• [Assignment]
If a line in the entries below includes "thêm", pick it out and copy it.

+ + + +

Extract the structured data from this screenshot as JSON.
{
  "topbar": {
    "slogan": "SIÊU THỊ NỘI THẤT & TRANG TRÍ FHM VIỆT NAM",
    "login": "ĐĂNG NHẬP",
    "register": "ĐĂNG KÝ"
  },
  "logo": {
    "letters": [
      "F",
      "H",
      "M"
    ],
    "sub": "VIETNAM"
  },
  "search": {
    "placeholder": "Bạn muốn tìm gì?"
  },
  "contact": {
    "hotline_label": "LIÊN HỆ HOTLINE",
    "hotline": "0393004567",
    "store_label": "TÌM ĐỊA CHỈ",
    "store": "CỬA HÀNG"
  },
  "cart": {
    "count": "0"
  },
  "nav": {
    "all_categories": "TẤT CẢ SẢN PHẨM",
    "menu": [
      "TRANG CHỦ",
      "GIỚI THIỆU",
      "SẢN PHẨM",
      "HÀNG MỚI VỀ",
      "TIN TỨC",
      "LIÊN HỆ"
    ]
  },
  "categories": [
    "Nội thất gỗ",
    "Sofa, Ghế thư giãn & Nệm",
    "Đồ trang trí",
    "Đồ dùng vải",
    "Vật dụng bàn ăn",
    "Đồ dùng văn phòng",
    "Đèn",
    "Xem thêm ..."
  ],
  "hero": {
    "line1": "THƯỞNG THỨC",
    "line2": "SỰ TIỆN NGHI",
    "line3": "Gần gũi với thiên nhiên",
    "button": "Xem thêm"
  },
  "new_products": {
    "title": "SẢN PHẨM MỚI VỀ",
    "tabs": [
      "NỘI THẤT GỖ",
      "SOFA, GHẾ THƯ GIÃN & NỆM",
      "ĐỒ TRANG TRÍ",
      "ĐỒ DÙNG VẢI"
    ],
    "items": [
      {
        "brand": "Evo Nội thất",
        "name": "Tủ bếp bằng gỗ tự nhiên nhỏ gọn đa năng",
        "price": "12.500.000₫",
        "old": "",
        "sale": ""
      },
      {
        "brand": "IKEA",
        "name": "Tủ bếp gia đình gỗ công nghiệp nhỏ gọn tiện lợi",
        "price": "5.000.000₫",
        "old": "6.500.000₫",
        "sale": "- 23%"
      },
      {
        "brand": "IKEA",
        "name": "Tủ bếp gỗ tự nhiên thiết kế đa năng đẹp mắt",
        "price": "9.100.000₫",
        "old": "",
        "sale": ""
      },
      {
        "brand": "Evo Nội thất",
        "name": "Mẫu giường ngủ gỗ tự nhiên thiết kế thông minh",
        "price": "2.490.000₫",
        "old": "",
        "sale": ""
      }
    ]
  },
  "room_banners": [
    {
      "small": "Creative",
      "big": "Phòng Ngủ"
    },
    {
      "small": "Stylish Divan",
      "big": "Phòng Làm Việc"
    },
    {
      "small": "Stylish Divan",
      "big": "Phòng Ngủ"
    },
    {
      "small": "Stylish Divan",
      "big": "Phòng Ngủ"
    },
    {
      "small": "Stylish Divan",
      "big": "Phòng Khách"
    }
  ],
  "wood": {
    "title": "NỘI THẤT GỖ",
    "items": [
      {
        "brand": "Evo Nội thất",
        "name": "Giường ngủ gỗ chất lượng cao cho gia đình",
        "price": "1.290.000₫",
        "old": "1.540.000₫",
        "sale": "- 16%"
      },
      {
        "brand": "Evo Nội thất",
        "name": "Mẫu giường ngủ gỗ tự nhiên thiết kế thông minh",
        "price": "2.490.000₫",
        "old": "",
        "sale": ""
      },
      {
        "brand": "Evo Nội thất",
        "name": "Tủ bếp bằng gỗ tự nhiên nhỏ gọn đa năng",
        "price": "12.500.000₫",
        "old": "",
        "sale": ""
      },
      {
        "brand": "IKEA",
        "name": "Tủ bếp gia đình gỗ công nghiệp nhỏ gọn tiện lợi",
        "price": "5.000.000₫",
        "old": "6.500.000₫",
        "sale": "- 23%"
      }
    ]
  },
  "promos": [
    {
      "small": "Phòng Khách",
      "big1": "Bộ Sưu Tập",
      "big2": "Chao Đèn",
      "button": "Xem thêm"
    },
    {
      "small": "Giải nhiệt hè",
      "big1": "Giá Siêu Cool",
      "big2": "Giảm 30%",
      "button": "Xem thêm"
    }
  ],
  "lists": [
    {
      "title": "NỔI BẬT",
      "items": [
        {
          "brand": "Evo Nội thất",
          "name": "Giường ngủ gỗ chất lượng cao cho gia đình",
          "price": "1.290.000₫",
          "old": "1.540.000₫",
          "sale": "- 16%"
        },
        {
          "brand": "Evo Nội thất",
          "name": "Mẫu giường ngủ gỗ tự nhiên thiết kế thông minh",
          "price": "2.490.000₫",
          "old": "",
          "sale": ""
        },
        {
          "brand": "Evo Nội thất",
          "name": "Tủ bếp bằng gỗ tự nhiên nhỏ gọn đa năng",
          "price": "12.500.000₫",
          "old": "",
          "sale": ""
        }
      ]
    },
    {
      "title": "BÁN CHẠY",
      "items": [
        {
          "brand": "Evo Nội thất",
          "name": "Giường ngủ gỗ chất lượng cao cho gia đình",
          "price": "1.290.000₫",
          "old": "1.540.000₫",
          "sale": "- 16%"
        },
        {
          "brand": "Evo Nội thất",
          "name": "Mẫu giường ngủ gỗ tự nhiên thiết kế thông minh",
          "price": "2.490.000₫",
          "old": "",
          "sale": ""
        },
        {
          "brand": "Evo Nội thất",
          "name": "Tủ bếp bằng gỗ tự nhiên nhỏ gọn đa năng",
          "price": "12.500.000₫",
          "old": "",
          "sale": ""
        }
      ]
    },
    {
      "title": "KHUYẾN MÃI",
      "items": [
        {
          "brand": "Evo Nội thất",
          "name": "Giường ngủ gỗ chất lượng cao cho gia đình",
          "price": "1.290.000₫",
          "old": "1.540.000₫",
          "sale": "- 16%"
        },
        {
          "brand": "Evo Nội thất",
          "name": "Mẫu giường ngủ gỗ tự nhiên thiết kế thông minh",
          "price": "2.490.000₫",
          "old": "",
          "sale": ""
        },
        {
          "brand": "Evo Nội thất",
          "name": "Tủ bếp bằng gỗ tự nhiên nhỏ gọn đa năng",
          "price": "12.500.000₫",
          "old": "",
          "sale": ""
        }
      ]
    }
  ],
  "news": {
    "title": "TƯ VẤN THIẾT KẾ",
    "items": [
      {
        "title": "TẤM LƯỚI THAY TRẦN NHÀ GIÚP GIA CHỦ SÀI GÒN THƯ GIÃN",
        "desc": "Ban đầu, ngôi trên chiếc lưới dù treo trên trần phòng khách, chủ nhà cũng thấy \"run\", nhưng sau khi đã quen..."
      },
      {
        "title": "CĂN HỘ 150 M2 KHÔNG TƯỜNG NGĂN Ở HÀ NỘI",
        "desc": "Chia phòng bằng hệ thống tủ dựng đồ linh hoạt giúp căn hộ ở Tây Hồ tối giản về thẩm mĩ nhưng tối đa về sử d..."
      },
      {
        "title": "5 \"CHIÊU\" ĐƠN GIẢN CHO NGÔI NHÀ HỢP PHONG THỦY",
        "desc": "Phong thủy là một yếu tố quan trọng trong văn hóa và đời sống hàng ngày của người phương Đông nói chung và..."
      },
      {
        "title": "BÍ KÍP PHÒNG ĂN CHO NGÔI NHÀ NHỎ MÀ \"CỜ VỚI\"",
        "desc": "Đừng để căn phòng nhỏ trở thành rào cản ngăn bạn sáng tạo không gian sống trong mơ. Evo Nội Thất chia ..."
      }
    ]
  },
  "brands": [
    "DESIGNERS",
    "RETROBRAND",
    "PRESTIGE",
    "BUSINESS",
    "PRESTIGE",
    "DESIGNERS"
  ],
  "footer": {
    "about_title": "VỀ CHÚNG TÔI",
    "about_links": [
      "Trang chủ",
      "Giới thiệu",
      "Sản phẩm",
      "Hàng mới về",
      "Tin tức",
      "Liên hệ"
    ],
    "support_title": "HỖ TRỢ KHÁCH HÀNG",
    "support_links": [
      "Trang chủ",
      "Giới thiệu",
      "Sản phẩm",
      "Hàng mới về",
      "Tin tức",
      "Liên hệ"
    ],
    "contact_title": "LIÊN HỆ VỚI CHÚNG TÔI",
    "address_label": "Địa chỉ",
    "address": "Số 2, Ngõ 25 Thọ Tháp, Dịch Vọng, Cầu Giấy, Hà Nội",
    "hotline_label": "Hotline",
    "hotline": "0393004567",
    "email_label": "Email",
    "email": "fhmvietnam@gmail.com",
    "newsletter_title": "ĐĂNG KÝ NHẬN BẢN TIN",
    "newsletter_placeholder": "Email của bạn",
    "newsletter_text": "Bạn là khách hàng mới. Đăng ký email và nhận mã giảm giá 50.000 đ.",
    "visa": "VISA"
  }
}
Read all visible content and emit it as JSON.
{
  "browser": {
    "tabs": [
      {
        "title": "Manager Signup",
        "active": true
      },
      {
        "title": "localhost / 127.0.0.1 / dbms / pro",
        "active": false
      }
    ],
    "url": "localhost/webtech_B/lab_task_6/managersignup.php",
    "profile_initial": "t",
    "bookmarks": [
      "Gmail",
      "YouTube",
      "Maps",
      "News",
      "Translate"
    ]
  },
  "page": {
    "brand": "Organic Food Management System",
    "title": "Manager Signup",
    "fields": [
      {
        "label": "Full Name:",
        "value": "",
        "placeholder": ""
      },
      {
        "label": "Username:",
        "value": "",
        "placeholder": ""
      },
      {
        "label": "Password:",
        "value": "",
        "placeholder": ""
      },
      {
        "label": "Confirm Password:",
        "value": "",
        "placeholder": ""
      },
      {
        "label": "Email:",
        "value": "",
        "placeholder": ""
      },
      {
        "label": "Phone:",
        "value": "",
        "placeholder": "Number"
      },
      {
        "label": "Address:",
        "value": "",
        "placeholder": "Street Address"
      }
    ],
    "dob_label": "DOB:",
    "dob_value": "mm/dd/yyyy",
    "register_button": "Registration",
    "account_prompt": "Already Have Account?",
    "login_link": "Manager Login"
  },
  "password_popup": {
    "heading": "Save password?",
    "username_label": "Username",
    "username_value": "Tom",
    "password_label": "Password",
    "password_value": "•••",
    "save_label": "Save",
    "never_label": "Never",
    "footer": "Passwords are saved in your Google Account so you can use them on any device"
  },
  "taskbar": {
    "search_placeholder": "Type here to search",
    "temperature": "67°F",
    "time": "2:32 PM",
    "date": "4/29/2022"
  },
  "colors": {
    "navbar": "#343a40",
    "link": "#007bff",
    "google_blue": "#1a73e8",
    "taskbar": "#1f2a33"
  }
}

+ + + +

• [Completed exercise]
    "Xem thêm ..."
    "button": "Xem thêm"
      "button": "Xem thêm"
      "button": "Xem thêm"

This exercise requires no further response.